> _TASK DETAILS_: Within the data below, find the string "price" and return each line where it occurs.

MATERIALS PROVIDED START

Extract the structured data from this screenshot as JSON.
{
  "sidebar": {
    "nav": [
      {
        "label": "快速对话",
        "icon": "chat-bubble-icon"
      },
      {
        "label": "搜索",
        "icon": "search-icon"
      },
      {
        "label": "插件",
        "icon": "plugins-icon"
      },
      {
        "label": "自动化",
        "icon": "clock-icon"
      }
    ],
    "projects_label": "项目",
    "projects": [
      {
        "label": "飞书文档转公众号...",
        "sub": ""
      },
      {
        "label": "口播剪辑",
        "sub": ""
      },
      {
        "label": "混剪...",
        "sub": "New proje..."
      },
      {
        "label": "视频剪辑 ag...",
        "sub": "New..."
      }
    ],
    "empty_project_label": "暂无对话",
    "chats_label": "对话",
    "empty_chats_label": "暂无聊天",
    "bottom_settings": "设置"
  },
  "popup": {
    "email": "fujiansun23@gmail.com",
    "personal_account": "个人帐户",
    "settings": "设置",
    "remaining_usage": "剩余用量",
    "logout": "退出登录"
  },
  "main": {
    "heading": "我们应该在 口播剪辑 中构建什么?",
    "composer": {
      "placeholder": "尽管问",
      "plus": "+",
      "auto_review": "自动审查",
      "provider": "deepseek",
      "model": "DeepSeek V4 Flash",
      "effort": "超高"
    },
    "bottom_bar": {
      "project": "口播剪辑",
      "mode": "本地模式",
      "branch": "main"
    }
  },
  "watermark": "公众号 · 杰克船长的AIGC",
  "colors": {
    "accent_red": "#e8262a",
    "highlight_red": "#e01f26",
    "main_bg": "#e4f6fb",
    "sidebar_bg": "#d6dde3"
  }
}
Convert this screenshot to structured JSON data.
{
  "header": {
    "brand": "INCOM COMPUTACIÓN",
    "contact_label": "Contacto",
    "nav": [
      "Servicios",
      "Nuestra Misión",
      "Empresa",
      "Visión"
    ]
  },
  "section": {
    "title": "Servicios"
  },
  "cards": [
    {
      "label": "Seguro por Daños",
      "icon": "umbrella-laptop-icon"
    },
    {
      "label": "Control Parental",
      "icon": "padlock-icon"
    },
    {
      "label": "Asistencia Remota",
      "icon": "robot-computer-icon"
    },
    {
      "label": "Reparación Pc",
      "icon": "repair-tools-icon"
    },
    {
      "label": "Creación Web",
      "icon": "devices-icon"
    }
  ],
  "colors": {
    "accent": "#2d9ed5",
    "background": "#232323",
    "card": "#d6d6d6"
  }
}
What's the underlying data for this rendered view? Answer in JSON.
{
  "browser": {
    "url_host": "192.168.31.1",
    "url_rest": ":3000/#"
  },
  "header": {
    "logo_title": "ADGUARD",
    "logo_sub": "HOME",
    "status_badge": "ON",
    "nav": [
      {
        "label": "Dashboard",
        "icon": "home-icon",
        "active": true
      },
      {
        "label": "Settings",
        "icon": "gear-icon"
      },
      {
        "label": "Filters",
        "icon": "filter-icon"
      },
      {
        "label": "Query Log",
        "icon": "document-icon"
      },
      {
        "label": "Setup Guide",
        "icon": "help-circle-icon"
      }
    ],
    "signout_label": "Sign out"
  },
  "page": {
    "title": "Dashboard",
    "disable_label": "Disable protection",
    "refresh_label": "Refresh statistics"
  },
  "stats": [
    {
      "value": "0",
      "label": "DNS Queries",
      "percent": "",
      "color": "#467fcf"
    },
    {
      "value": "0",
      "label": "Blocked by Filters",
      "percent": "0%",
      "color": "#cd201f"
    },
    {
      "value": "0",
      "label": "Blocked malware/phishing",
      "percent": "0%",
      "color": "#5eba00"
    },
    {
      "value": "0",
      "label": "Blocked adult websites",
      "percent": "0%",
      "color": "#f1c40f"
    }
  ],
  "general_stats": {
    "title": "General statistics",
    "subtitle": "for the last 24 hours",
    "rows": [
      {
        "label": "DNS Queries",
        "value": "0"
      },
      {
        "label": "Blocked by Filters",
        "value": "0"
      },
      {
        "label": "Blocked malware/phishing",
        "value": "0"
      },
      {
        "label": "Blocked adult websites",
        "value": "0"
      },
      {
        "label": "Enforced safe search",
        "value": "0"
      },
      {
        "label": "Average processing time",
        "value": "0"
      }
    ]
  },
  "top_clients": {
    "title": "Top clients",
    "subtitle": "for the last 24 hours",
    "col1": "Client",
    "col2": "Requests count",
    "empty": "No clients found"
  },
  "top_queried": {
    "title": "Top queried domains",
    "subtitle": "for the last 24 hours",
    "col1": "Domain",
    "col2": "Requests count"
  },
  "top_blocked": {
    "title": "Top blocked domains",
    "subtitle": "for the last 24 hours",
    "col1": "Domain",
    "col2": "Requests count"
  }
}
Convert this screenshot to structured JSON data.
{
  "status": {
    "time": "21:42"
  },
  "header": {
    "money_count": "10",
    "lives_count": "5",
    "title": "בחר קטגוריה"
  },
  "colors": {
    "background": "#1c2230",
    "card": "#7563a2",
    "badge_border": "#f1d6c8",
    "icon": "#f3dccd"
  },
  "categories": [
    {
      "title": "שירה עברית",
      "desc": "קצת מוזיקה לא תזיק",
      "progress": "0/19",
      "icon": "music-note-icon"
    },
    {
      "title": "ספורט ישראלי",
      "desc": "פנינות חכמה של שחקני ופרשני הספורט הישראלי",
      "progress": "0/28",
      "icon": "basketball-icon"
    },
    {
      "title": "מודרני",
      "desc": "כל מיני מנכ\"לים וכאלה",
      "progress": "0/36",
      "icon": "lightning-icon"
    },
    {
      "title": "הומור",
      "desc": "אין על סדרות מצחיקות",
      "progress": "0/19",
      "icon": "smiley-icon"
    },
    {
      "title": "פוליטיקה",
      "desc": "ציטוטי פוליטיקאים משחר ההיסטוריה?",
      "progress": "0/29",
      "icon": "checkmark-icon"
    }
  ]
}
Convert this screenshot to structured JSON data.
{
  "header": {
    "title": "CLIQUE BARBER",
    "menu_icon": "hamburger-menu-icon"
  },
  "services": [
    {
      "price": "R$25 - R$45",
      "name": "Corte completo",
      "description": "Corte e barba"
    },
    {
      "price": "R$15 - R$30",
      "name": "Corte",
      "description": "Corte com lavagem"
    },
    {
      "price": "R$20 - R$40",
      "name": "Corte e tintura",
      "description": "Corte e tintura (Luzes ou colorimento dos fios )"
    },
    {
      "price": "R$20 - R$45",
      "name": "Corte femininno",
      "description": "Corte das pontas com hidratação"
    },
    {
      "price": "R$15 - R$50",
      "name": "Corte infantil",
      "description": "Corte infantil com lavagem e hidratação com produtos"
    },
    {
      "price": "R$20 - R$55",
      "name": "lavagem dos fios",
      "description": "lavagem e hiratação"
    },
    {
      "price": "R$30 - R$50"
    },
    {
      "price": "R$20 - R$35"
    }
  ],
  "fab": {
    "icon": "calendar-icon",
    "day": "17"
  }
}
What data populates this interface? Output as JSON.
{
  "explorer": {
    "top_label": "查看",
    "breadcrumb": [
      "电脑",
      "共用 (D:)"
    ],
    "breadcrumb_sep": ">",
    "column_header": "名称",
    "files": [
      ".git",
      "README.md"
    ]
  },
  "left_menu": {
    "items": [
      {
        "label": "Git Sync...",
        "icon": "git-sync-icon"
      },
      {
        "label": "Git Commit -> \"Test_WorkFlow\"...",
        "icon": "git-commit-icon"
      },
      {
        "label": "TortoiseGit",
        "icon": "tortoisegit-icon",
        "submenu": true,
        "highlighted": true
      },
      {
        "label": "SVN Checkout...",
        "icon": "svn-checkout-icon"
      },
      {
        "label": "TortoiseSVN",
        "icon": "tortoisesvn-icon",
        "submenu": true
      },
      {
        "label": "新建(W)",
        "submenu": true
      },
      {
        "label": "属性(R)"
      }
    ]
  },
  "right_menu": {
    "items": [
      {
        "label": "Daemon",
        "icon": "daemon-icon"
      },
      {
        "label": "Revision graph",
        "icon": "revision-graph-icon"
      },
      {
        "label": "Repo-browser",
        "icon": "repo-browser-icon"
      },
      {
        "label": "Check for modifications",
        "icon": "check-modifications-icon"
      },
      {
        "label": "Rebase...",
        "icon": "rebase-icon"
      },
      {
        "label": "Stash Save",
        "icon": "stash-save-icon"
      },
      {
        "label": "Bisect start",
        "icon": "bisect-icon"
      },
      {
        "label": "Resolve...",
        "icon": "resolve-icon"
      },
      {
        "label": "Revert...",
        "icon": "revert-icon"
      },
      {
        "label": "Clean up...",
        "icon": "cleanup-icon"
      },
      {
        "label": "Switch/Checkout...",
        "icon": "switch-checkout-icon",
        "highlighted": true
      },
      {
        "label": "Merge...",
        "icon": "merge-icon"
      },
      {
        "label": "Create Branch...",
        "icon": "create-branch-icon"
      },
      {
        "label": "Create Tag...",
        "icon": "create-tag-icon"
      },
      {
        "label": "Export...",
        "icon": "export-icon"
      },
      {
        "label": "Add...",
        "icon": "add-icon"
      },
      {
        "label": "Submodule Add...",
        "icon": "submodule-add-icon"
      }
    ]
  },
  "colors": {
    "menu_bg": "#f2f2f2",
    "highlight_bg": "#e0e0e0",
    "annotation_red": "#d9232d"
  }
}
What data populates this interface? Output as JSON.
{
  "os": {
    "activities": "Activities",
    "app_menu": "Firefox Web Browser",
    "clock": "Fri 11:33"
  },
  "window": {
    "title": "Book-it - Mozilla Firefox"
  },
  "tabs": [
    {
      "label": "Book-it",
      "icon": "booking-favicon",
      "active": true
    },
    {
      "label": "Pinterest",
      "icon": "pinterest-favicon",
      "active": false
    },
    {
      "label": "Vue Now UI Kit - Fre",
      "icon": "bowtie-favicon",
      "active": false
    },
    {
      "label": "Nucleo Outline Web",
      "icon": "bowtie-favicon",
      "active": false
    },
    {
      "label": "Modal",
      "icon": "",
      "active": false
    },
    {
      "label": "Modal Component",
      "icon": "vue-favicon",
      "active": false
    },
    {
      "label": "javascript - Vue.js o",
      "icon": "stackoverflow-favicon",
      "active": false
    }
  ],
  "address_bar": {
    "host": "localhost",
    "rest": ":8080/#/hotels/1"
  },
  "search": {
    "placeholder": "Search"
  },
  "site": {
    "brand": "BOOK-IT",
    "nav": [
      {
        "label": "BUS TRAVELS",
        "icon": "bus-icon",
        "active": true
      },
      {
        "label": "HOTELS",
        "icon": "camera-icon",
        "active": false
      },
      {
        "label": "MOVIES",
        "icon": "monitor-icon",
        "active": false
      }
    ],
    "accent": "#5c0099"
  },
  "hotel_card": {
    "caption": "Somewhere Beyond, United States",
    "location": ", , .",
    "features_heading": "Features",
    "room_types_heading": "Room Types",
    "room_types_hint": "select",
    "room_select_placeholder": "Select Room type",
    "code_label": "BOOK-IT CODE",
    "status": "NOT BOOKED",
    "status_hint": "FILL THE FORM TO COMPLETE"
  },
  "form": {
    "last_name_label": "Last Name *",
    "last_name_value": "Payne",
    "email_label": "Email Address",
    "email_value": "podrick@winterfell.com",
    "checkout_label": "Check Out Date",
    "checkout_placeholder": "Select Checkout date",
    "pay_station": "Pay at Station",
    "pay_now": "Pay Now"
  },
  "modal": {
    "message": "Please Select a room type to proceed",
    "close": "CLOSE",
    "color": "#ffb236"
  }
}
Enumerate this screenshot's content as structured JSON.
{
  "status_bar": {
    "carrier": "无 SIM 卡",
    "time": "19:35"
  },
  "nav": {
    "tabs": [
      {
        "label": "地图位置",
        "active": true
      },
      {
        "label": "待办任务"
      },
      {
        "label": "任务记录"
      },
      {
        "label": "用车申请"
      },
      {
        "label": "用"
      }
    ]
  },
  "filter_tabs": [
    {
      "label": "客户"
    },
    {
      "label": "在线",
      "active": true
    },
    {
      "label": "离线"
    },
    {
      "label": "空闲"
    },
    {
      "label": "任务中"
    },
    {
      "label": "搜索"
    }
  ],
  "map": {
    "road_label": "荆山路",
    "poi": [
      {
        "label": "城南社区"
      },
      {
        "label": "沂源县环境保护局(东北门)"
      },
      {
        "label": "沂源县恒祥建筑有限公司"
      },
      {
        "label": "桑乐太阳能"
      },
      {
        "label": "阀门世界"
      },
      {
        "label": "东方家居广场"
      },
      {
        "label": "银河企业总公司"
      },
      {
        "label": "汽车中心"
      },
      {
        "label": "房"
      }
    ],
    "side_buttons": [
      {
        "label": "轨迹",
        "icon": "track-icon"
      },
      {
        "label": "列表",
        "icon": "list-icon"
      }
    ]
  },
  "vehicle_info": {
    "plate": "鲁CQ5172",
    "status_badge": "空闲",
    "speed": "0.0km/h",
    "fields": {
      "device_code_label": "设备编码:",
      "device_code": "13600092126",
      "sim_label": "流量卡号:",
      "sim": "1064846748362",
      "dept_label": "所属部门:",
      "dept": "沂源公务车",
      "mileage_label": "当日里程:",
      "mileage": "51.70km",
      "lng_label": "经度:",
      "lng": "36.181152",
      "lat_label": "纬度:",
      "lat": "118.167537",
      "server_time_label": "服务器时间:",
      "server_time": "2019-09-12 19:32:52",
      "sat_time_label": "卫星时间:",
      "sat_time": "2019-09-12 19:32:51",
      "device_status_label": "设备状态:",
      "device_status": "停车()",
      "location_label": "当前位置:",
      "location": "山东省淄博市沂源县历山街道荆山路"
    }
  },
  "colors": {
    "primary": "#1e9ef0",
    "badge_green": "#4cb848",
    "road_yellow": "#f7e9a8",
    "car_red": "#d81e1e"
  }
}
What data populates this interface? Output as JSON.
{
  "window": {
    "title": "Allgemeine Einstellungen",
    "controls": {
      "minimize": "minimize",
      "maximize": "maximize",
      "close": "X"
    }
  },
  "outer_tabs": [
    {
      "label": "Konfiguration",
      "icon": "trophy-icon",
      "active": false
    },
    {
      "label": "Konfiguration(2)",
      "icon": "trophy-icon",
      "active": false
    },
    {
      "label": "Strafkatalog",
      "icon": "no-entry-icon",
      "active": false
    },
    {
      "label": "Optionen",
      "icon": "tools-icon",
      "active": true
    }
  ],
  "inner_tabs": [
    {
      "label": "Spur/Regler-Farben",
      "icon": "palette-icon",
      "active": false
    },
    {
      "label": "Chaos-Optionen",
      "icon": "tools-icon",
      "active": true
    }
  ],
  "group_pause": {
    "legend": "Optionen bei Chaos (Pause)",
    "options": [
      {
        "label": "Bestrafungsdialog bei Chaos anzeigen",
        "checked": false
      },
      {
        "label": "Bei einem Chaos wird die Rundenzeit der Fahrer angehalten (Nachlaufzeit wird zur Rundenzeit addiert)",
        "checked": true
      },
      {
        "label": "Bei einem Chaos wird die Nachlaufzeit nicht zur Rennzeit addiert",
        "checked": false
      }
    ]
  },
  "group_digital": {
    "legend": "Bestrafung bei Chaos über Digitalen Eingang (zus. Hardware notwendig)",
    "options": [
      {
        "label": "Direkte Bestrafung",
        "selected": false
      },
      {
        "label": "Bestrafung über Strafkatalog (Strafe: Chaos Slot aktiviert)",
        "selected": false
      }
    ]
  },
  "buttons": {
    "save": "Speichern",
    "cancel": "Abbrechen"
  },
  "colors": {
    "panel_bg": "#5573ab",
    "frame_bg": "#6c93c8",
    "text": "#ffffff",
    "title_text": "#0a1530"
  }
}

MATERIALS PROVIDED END

> _OUTPUT FOR THIS TASK_:
      "price": "R$25 - R$45",
      "price": "R$15 - R$30",
      "price": "R$20 - R$40",
      "price": "R$20 - R$45",
      "price": "R$15 - R$50",
      "price": "R$20 - R$55",
      "price": "R$30 - R$50"
      "price": "R$20 - R$35"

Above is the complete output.